Symptoms and Diagnosis

Typical for aortic dissection is a sudden start of stabbing or roaring pain. The pain is most often experience in the chest, but frequently also in the back, radiating to the abdomen.
In the case of such symptoms always phone an emergency doctor immediately and describe the symptoms.
Depending on which blood vessels leading off from the aorta are being blocked by the dissection, the blood supply to organs may be reduced. If the flow of blood to the intestine or kidneys is disrupted the patient experiences severe abdominal pain. In some cases there may also be symptoms of a stroke.
The symptoms of aortic dissection may be misinterpreted by emergency doctors as symptoms of myocardial infarction (a “heart attack”), which is far more common. In the worst case this can lead to the wrong initial treatment. Definite diagnosis is usually only possible with computed tomography.

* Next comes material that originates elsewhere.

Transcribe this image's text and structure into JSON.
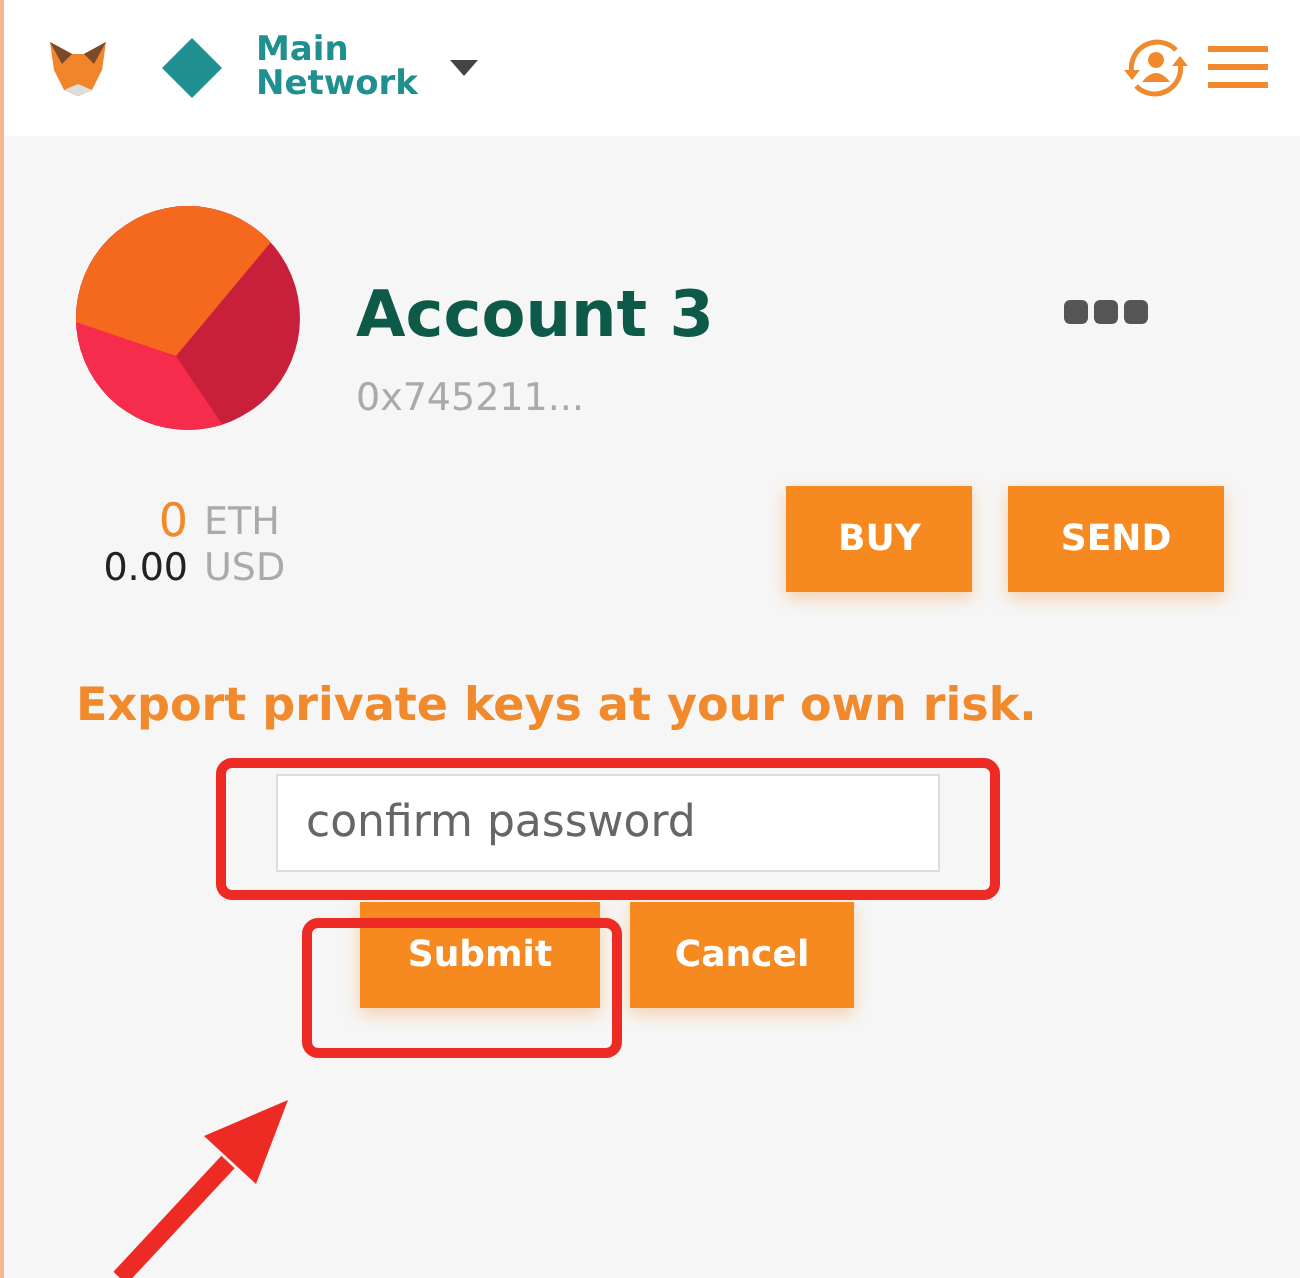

With every hour that an aortic dissection remains untreated, statistically two percent of the patients die. The only treatment for acute aortic dissection is immediate surgery on the open heart, carried out by a special team from the disciplines of surgery, cardiac perfusion, anesthesia and surgical nursing.

The surgeon opens the patient’s chest. Next the patient is attached to the heart-lung machine and the heart is stopped. The surgical treatment depends on the site and extent of the dissection. Usually the part of the aorta affected is replaced by a vessel prosthesis; sometimes an artificial aortic valve must also be implanted. After the operation the patient is transferred to the intensive care unit.

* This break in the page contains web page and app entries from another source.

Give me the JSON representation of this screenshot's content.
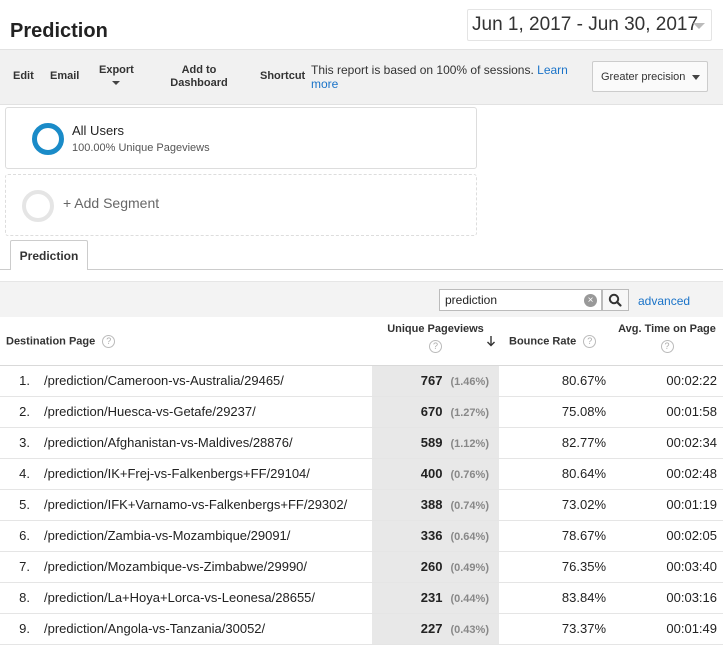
{
  "header": {
    "title": "Prediction",
    "date_range": "Jun 1, 2017 - Jun 30, 2017"
  },
  "toolbar": {
    "edit": "Edit",
    "email": "Email",
    "export": "Export",
    "add_to_dashboard": "Add to Dashboard",
    "shortcut": "Shortcut",
    "note": "This report is based on 100% of sessions.",
    "learn_more": "Learn more",
    "precision": "Greater precision"
  },
  "segments": {
    "active_name": "All Users",
    "active_sub": "100.00% Unique Pageviews",
    "add_label": "+ Add Segment"
  },
  "tabs": {
    "active": "Prediction"
  },
  "filter": {
    "query": "prediction",
    "advanced": "advanced"
  },
  "table": {
    "headers": {
      "page": "Destination Page",
      "upv": "Unique Pageviews",
      "bounce": "Bounce Rate",
      "time": "Avg. Time on Page"
    },
    "rows": [
      {
        "num": "1.",
        "page": "/prediction/Cameroon-vs-Australia/29465/",
        "upv": "767",
        "pct": "(1.46%)",
        "bounce": "80.67%",
        "time": "00:02:22"
      },
      {
        "num": "2.",
        "page": "/prediction/Huesca-vs-Getafe/29237/",
        "upv": "670",
        "pct": "(1.27%)",
        "bounce": "75.08%",
        "time": "00:01:58"
      },
      {
        "num": "3.",
        "page": "/prediction/Afghanistan-vs-Maldives/28876/",
        "upv": "589",
        "pct": "(1.12%)",
        "bounce": "82.77%",
        "time": "00:02:34"
      },
      {
        "num": "4.",
        "page": "/prediction/IK+Frej-vs-Falkenbergs+FF/29104/",
        "upv": "400",
        "pct": "(0.76%)",
        "bounce": "80.64%",
        "time": "00:02:48"
      },
      {
        "num": "5.",
        "page": "/prediction/IFK+Varnamo-vs-Falkenbergs+FF/29302/",
        "upv": "388",
        "pct": "(0.74%)",
        "bounce": "73.02%",
        "time": "00:01:19"
      },
      {
        "num": "6.",
        "page": "/prediction/Zambia-vs-Mozambique/29091/",
        "upv": "336",
        "pct": "(0.64%)",
        "bounce": "78.67%",
        "time": "00:02:05"
      },
      {
        "num": "7.",
        "page": "/prediction/Mozambique-vs-Zimbabwe/29990/",
        "upv": "260",
        "pct": "(0.49%)",
        "bounce": "76.35%",
        "time": "00:03:40"
      },
      {
        "num": "8.",
        "page": "/prediction/La+Hoya+Lorca-vs-Leonesa/28655/",
        "upv": "231",
        "pct": "(0.44%)",
        "bounce": "83.84%",
        "time": "00:03:16"
      },
      {
        "num": "9.",
        "page": "/prediction/Angola-vs-Tanzania/30052/",
        "upv": "227",
        "pct": "(0.43%)",
        "bounce": "73.37%",
        "time": "00:01:49"
      }
    ]
  }
}
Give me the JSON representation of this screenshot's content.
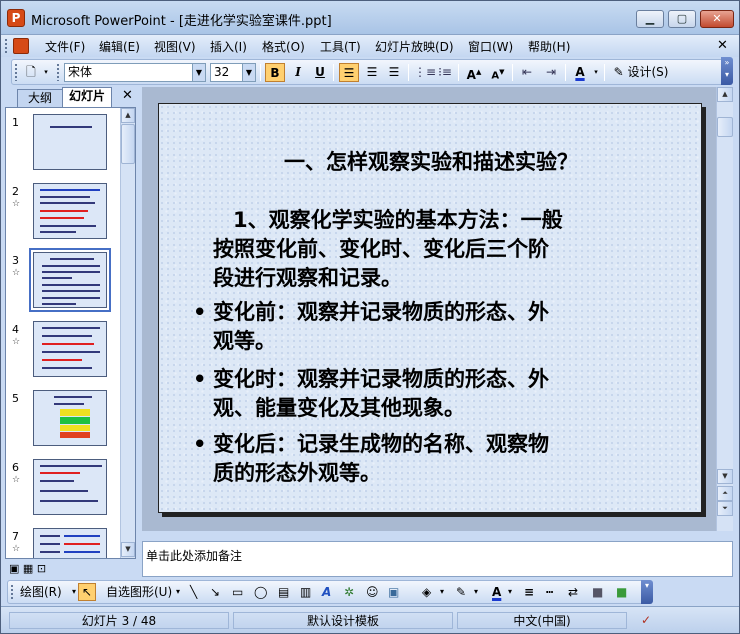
{
  "window": {
    "title": "Microsoft PowerPoint - [走进化学实验室课件.ppt]",
    "controls": {
      "minimize": "▁",
      "maximize": "▢",
      "close": "✕"
    }
  },
  "menu": {
    "items": [
      "文件(F)",
      "编辑(E)",
      "视图(V)",
      "插入(I)",
      "格式(O)",
      "工具(T)",
      "幻灯片放映(D)",
      "窗口(W)",
      "帮助(H)"
    ],
    "close": "✕"
  },
  "toolbar": {
    "font": "宋体",
    "size": "32",
    "bold": "B",
    "italic": "I",
    "underline": "U",
    "design": "设计(S)"
  },
  "left_pane": {
    "tabs": [
      "大纲",
      "幻灯片"
    ],
    "close": "✕",
    "slides": [
      {
        "num": "1",
        "star": ""
      },
      {
        "num": "2",
        "star": "☆"
      },
      {
        "num": "3",
        "star": "☆"
      },
      {
        "num": "4",
        "star": "☆"
      },
      {
        "num": "5",
        "star": ""
      },
      {
        "num": "6",
        "star": "☆"
      },
      {
        "num": "7",
        "star": "☆"
      }
    ]
  },
  "slide": {
    "title": "一、怎样观察实验和描述实验？",
    "intro_lines": [
      "1、观察化学实验的基本方法：一般",
      "按照变化前、变化时、变化后三个阶",
      "段进行观察和记录。"
    ],
    "bullets": [
      {
        "mark": "•",
        "lines": [
          "变化前：观察并记录物质的形态、外",
          "观等。"
        ]
      },
      {
        "mark": "•",
        "lines": [
          "变化时：观察并记录物质的形态、外",
          "观、能量变化及其他现象。"
        ]
      },
      {
        "mark": "•",
        "lines": [
          "变化后：记录生成物的名称、观察物",
          "质的形态外观等。"
        ]
      }
    ]
  },
  "notes": {
    "placeholder": "单击此处添加备注"
  },
  "drawing_toolbar": {
    "draw": "绘图(R)",
    "autoshapes": "自选图形(U)"
  },
  "status": {
    "slide": "幻灯片 3 / 48",
    "template": "默认设计模板",
    "language": "中文(中国)"
  },
  "colors": {
    "accent": "#466fc5",
    "chrome": "#c9daf3",
    "slide_bg": "#dde8f6"
  }
}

The German Heart Center Berlin is one of the few hospitals that can operate for acute aortic dissection at any time, as specialized teams are available 24 hours a day. Performing over 100 such operations each year, we are one of the main centers in Germany for this procedure.

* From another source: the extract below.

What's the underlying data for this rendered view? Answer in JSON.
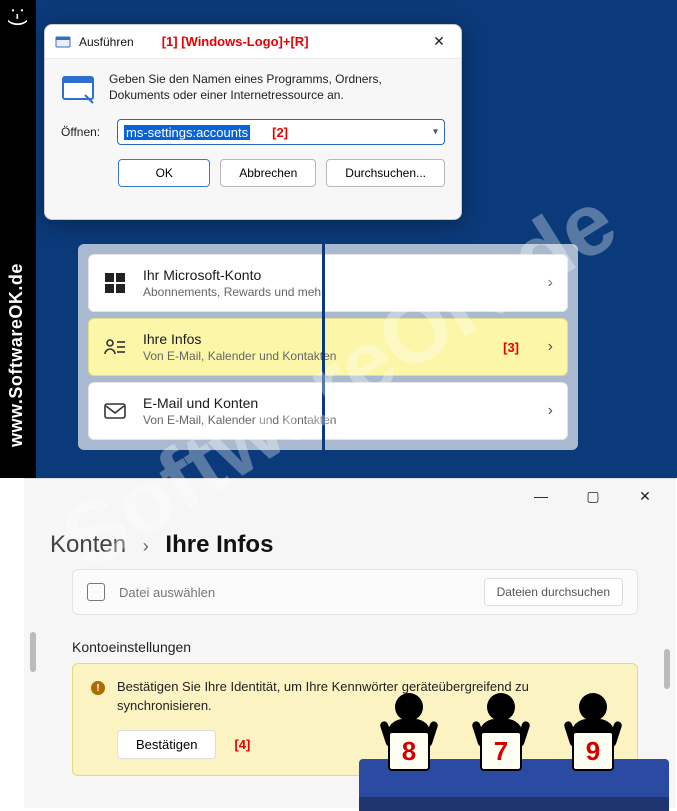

The Aortic Emergency Hotline at the German Heart Center Berlin

In 2015 the German Heart Center Berlin developed the concept of an “Aortic Emergency Hotline”, the first of its kind in Europe. This is a medical hotline available to all doctors in Berlin and Brandenburg 24 hours a day on which an aortic specialist offers advice and coordinates treatment. The aim is to greatly reduce the pain cut time (PCT), which is the time from the first symptoms to surgical treatment, and to ensure that this time is efficiently used.
The Aortic Emergency Hotline has the number 030 4593-2007 and an anesthetist or heart surgeon is available 24 hours a day to
aid the regional emergency departments. He or she provides medical and organizational support for the colleagues on the spot and also coordinates preparations for the operation at the German Heart Center Berlin.
For this purpose doctors at our institution have developed standard procedures for diagnostic imaging and medication and have agreed them with the emergency services, emergency doctors and emergency departments of the hospitals in Berlin and Brandenburg.

The procedures for admission, anesthesia, surgery and further treatment on the intensive care unit at the German Heart Institute have also been standardized and further optimized.

The concept has already led to a significant improvement in the diagnosis and initial treatment. The number of patients operated on at the German Heart Center Berlin for an acute type-A dissection rose from an average of 80 per year to 138 in 2016, an increase of over 70 percent.
The time from the first symptoms to the beginning of the operation has already been reduced by an average of 20 percent.
The aim of the program is to halve the time it takes for the patient to receive surgery in Berlin and Brandenburg. Here you can watch a video report on the aortic hotline in “Medizinermagazin: Notfall”.